## ASSIGNMENT
The answer must be an exact copy of every record below.

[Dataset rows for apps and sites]
☆ ☆ ☆

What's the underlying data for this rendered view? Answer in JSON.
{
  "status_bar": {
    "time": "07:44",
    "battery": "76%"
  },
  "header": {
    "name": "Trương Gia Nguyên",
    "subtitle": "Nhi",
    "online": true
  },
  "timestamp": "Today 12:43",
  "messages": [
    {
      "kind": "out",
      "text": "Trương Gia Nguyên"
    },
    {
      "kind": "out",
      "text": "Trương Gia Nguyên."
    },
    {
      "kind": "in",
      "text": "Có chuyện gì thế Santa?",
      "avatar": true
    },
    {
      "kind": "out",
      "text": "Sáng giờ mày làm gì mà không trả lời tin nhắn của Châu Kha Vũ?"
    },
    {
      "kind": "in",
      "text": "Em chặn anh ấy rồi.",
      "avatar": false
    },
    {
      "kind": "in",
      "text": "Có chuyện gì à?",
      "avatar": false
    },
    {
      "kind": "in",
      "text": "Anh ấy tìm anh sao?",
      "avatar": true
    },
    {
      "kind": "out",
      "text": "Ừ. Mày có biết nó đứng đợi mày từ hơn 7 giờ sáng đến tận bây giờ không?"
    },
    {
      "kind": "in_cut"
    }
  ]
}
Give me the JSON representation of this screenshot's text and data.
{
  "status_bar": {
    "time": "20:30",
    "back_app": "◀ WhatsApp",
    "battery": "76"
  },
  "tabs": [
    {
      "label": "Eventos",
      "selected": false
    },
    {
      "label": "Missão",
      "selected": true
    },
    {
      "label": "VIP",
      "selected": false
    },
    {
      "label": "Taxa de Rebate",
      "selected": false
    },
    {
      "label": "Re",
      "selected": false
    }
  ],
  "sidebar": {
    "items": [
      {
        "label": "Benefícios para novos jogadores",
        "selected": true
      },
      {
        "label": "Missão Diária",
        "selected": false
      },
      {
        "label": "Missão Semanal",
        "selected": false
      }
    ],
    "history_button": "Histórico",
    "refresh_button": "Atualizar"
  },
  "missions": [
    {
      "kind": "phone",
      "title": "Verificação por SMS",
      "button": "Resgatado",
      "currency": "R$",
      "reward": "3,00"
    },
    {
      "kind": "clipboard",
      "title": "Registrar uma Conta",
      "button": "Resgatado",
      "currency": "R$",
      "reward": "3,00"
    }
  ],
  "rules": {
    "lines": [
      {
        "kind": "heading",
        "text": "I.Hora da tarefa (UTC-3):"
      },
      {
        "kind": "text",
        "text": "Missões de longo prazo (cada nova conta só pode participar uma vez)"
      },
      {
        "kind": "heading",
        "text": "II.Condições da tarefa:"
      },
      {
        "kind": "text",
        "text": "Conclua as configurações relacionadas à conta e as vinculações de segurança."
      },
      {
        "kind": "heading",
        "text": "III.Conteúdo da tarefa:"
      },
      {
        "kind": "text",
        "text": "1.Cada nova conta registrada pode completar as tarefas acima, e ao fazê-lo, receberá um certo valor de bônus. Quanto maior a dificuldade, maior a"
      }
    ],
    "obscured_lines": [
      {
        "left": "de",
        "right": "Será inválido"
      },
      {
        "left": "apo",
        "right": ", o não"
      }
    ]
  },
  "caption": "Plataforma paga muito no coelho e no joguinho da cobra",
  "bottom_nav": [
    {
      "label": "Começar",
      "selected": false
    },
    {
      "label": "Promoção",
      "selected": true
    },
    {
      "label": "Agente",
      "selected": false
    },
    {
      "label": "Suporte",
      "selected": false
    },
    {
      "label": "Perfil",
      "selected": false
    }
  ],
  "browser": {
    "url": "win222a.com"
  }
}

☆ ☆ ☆

## SOLUTION BELOW
What's the underlying data for this rendered view? Answer in JSON.
{
  "status_bar": {
    "time": "07:44",
    "battery": "76%"
  },
  "header": {
    "name": "Trương Gia Nguyên",
    "subtitle": "Nhi",
    "online": true
  },
  "timestamp": "Today 12:43",
  "messages": [
    {
      "kind": "out",
      "text": "Trương Gia Nguyên"
    },
    {
      "kind": "out",
      "text": "Trương Gia Nguyên."
    },
    {
      "kind": "in",
      "text": "Có chuyện gì thế Santa?",
      "avatar": true
    },
    {
      "kind": "out",
      "text": "Sáng giờ mày làm gì mà không trả lời tin nhắn của Châu Kha Vũ?"
    },
    {
      "kind": "in",
      "text": "Em chặn anh ấy rồi.",
      "avatar": false
    },
    {
      "kind": "in",
      "text": "Có chuyện gì à?",
      "avatar": false
    },
    {
      "kind": "in",
      "text": "Anh ấy tìm anh sao?",
      "avatar": true
    },
    {
      "kind": "out",
      "text": "Ừ. Mày có biết nó đứng đợi mày từ hơn 7 giờ sáng đến tận bây giờ không?"
    },
    {
      "kind": "in_cut"
    }
  ]
}
Give me the JSON representation of this screenshot's text and data.
{
  "status_bar": {
    "time": "20:30",
    "back_app": "◀ WhatsApp",
    "battery": "76"
  },
  "tabs": [
    {
      "label": "Eventos",
      "selected": false
    },
    {
      "label": "Missão",
      "selected": true
    },
    {
      "label": "VIP",
      "selected": false
    },
    {
      "label": "Taxa de Rebate",
      "selected": false
    },
    {
      "label": "Re",
      "selected": false
    }
  ],
  "sidebar": {
    "items": [
      {
        "label": "Benefícios para novos jogadores",
        "selected": true
      },
      {
        "label": "Missão Diária",
        "selected": false
      },
      {
        "label": "Missão Semanal",
        "selected": false
      }
    ],
    "history_button": "Histórico",
    "refresh_button": "Atualizar"
  },
  "missions": [
    {
      "kind": "phone",
      "title": "Verificação por SMS",
      "button": "Resgatado",
      "currency": "R$",
      "reward": "3,00"
    },
    {
      "kind": "clipboard",
      "title": "Registrar uma Conta",
      "button": "Resgatado",
      "currency": "R$",
      "reward": "3,00"
    }
  ],
  "rules": {
    "lines": [
      {
        "kind": "heading",
        "text": "I.Hora da tarefa (UTC-3):"
      },
      {
        "kind": "text",
        "text": "Missões de longo prazo (cada nova conta só pode participar uma vez)"
      },
      {
        "kind": "heading",
        "text": "II.Condições da tarefa:"
      },
      {
        "kind": "text",
        "text": "Conclua as configurações relacionadas à conta e as vinculações de segurança."
      },
      {
        "kind": "heading",
        "text": "III.Conteúdo da tarefa:"
      },
      {
        "kind": "text",
        "text": "1.Cada nova conta registrada pode completar as tarefas acima, e ao fazê-lo, receberá um certo valor de bônus. Quanto maior a dificuldade, maior a"
      }
    ],
    "obscured_lines": [
      {
        "left": "de",
        "right": "Será inválido"
      },
      {
        "left": "apo",
        "right": ", o não"
      }
    ]
  },
  "caption": "Plataforma paga muito no coelho e no joguinho da cobra",
  "bottom_nav": [
    {
      "label": "Começar",
      "selected": false
    },
    {
      "label": "Promoção",
      "selected": true
    },
    {
      "label": "Agente",
      "selected": false
    },
    {
      "label": "Suporte",
      "selected": false
    },
    {
      "label": "Perfil",
      "selected": false
    }
  ],
  "browser": {
    "url": "win222a.com"
  }
}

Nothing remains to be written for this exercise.